"How many walked away?" I ask Jasper.


Anthony's eyes meet mine. Peter groans and screams through the bit in his mouth. No one in this building will call the police. Such noises barely get noticed in our neighborhood.

"Garrett, Riley, Liam. They're all dead," Emmett snarls. He beats his fist against the refrigerator door.

"Aro?" Anthony asks. "Why now?"

"Why come at us in our own neighborhood in the middle of the day?" I question.

"Not Volturi," Jasper answers. "The Romanians."

I hold a metal instrument in place as Carlisle digs in Peter's belly for the first bullet. Anthony presses down on the wound in Peter's thigh, but the blood finds a path to the table anyway.
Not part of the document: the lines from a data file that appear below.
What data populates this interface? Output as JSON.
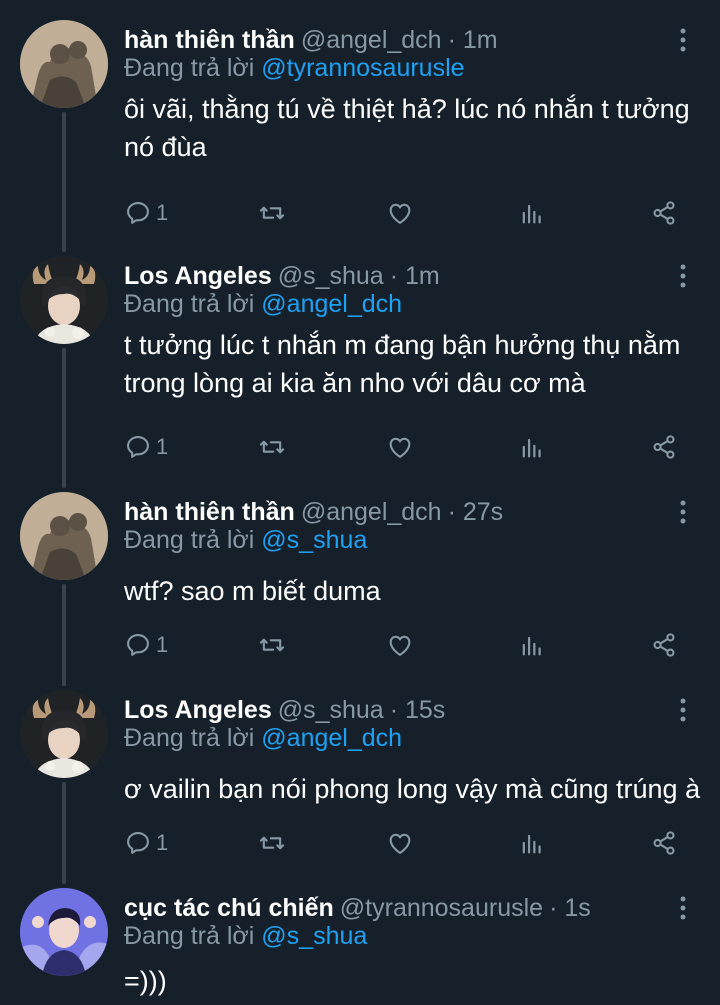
{
  "tweets": [
    {
      "name": "hàn thiên thần",
      "handle": "@angel_dch",
      "time": "· 1m",
      "reply_prefix": "Đang trả lời ",
      "reply_to": "@tyrannosaurusle",
      "text": "ôi vãi, thằng tú về thiệt hả? lúc nó nhắn t tưởng nó đùa",
      "reply_count": "1",
      "avatar": "sepia-silhouette-avatar"
    },
    {
      "name": "Los Angeles",
      "handle": "@s_shua",
      "time": "· 1m",
      "reply_prefix": "Đang trả lời ",
      "reply_to": "@angel_dch",
      "text": "t tưởng lúc t nhắn m đang bận hưởng thụ nằm trong lòng ai kia ăn nho với dâu cơ mà",
      "reply_count": "1",
      "avatar": "person-with-antlers-avatar"
    },
    {
      "name": "hàn thiên thần",
      "handle": "@angel_dch",
      "time": "· 27s",
      "reply_prefix": "Đang trả lời ",
      "reply_to": "@s_shua",
      "text": "wtf? sao m biết duma",
      "reply_count": "1",
      "avatar": "sepia-silhouette-avatar"
    },
    {
      "name": "Los Angeles",
      "handle": "@s_shua",
      "time": "· 15s",
      "reply_prefix": "Đang trả lời ",
      "reply_to": "@angel_dch",
      "text": "ơ vailin bạn nói phong long vậy mà cũng trúng à",
      "reply_count": "1",
      "avatar": "person-with-antlers-avatar"
    },
    {
      "name": "cục tác chú chiến",
      "handle": "@tyrannosaurusle",
      "time": "· 1s",
      "reply_prefix": "Đang trả lời ",
      "reply_to": "@s_shua",
      "text": "=)))",
      "reply_count": "",
      "avatar": "purple-portrait-avatar"
    }
  ],
  "colors": {
    "background": "#15202b",
    "muted_text": "#8899a6",
    "mention": "#1da1f2",
    "thread_line": "#38444d"
  },
  "icons": [
    "reply-icon",
    "retweet-icon",
    "like-icon",
    "analytics-icon",
    "share-icon",
    "more-options-icon"
  ]
}
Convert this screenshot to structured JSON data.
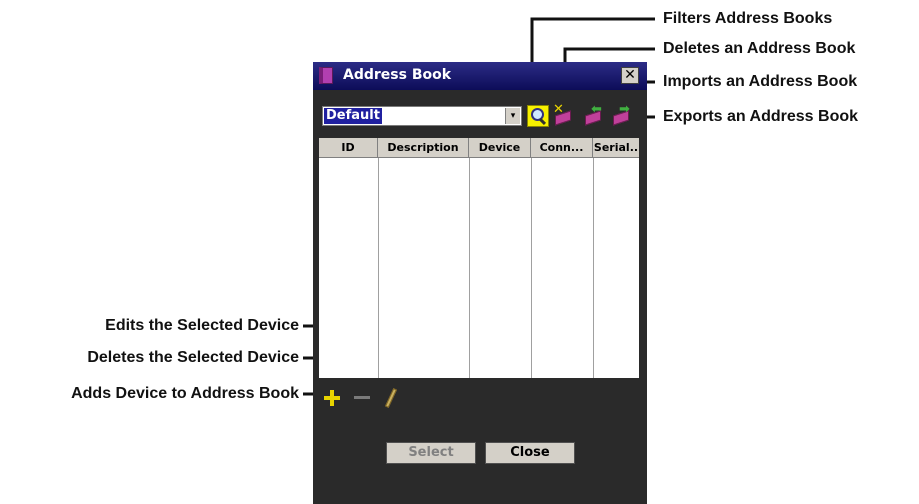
{
  "window": {
    "title": "Address Book",
    "close_glyph": "✕",
    "icon": "address-book-icon"
  },
  "combo": {
    "value": "Default",
    "arrow_glyph": "▾"
  },
  "toolbar": {
    "filter_icon": "magnifier-icon",
    "delete_icon": "book-delete-icon",
    "import_icon": "book-import-icon",
    "export_icon": "book-export-icon",
    "delete_marker": "✕",
    "import_marker": "⬅",
    "export_marker": "➡"
  },
  "table": {
    "columns": [
      "ID",
      "Description",
      "Device",
      "Conn...",
      "Serial.."
    ],
    "rows": []
  },
  "bottom_toolbar": {
    "add_icon": "plus-icon",
    "remove_icon": "minus-icon",
    "edit_icon": "pencil-icon"
  },
  "buttons": {
    "select_label": "Select",
    "close_label": "Close",
    "select_enabled": false
  },
  "annotations": {
    "filter": "Filters Address Books",
    "delete_book": "Deletes an Address Book",
    "import_book": "Imports an Address Book",
    "export_book": "Exports an Address Book",
    "edit_device": "Edits the Selected Device",
    "delete_device": "Deletes the Selected Device",
    "add_device": "Adds Device to Address Book"
  },
  "colors": {
    "title_bar": "#0c0c58",
    "window_body": "#2a2a2a",
    "selection": "#2020a0",
    "accent_yellow": "#f6f000",
    "book_pink": "#c0409a"
  }
}
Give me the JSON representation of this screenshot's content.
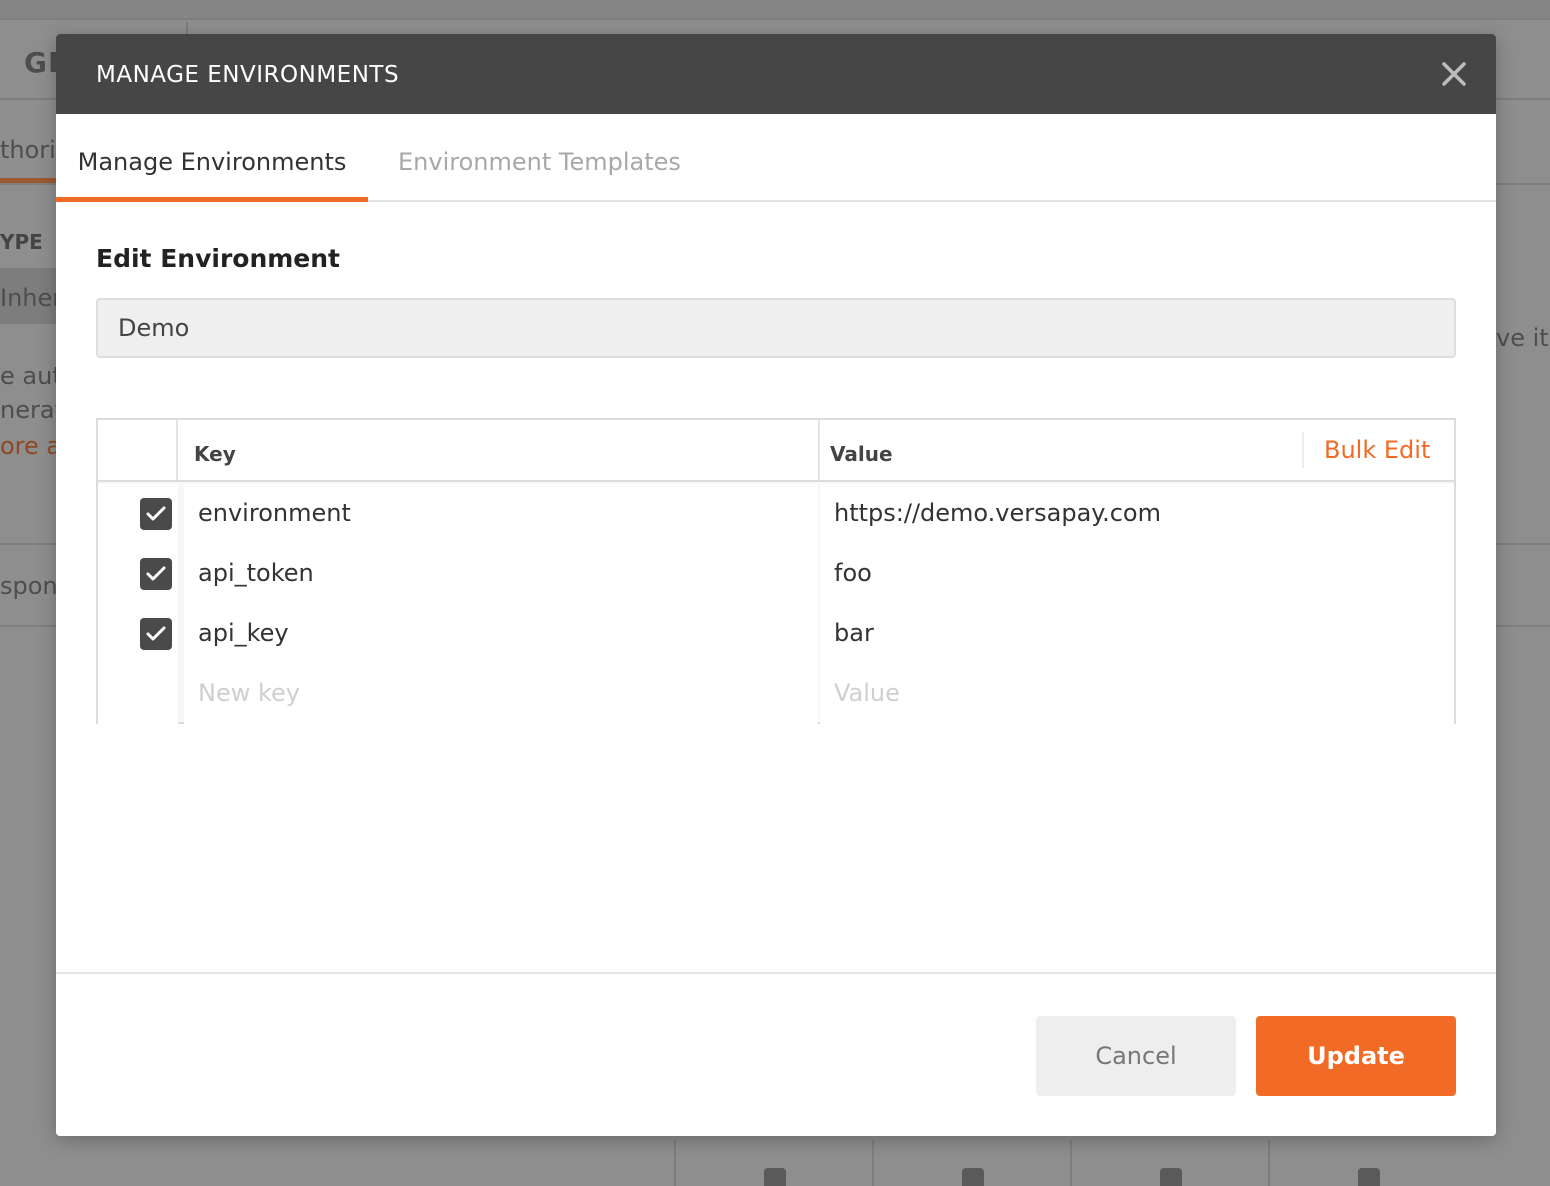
{
  "background": {
    "method_fragment": "GE",
    "tab_fragment": "thoriz",
    "type_fragment": "YPE",
    "inherit_fragment": "Inher",
    "desc_fragment_1": "e aut",
    "desc_fragment_2": "nerat",
    "link_fragment": "ore a",
    "save_fragment": "ve it",
    "response_fragment": "spons"
  },
  "modal": {
    "title": "MANAGE ENVIRONMENTS",
    "close_icon": "close-icon"
  },
  "tabs": [
    {
      "label": "Manage Environments",
      "active": true
    },
    {
      "label": "Environment Templates",
      "active": false
    }
  ],
  "edit": {
    "title": "Edit Environment",
    "environment_name": "Demo"
  },
  "table": {
    "headers": {
      "key": "Key",
      "value": "Value",
      "bulk_edit": "Bulk Edit"
    },
    "rows": [
      {
        "enabled": true,
        "key": "environment",
        "value": "https://demo.versapay.com"
      },
      {
        "enabled": true,
        "key": "api_token",
        "value": "foo"
      },
      {
        "enabled": true,
        "key": "api_key",
        "value": "bar"
      }
    ],
    "new_row": {
      "key_placeholder": "New key",
      "value_placeholder": "Value"
    }
  },
  "footer": {
    "cancel": "Cancel",
    "update": "Update"
  },
  "colors": {
    "accent": "#f26b26",
    "header_bg": "#464646",
    "checkbox": "#4a4a4a"
  }
}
"Let go," my father says. I pull my hands away and take a step back.

"Well?" I address my brother.

Carlisle pulls the bullet from Peter's abdomen. If possible, more blood spews from the wound. He stopped fighting a while ago.

Jasper puts two fingers to Peter's neck and waits. "Barely," he says.

Carlisle shakes his head. He grabs the ceramic bowl with the discarded slug and chucks it at the wall, fragments shattering across the floor. "There's nothing I can do," he says with his back turned. "He needs blood. We don't have it."

"Take mine," Emmett says. "Hook me up."

"I can't type you," Carlisle exclaims in exasperation. "I can't type him." He turns to face Jasper, ignoring Anthony and me. My brother still hasn't given me an answer. "Do it."

Jasper places his hand over Peter's nose and mouth. It takes several seconds before Peter's eyes open. He struggles feebly. We watch and let it happen. And then he's gone.

"Let's go," Anthony says to me.

At some point in his past, I believe my father was a good man. He grew up poor, a street kid picking pockets for extra cash to help his mother. It was dumb fucking luck that one sweltering afternoon in August he picked the wrong mark. Instead of beating the shit out of the scrawny punk, the boss offered Carlisle a job. He became a package boy, running he didn't ask what to he didn't know whom. When that street kid was all grown up and his mom dead two years, the boss sent him to college and then medical school.

Our father never had a taste for violence, but he was clever, worked hard, and was damn grateful for the opportunity. That's how a gutter rat from Hell's Kitchen becomes a mob doctor for the Irish mafia. It was only natural that his sons would start picking up similar packages, except we didn't mind putting the bloody holes in the other side. It paid a hell of a lot better.

In spring the Romanians came to Midtown to start a fight. They fired the first shots, precipitating a war for our little corner of the island. Midtown raged and blood flowed down W 42nd Street while the brother bosses of Little Italy were content to hide out in Lower Manhattan, waiting to pick off the victor that emerged.

We pushed back, ridding our island of the red menace and sending them back over the Queensboro Bridge. But, by summer, the heat closed in. Anthony and I were instructed to lay low, wait it out. The boss would send for us when it was safe to go home. And then a fucking car accident took his life. Returning to the city, to that life, seemed pretty damn pointless after that.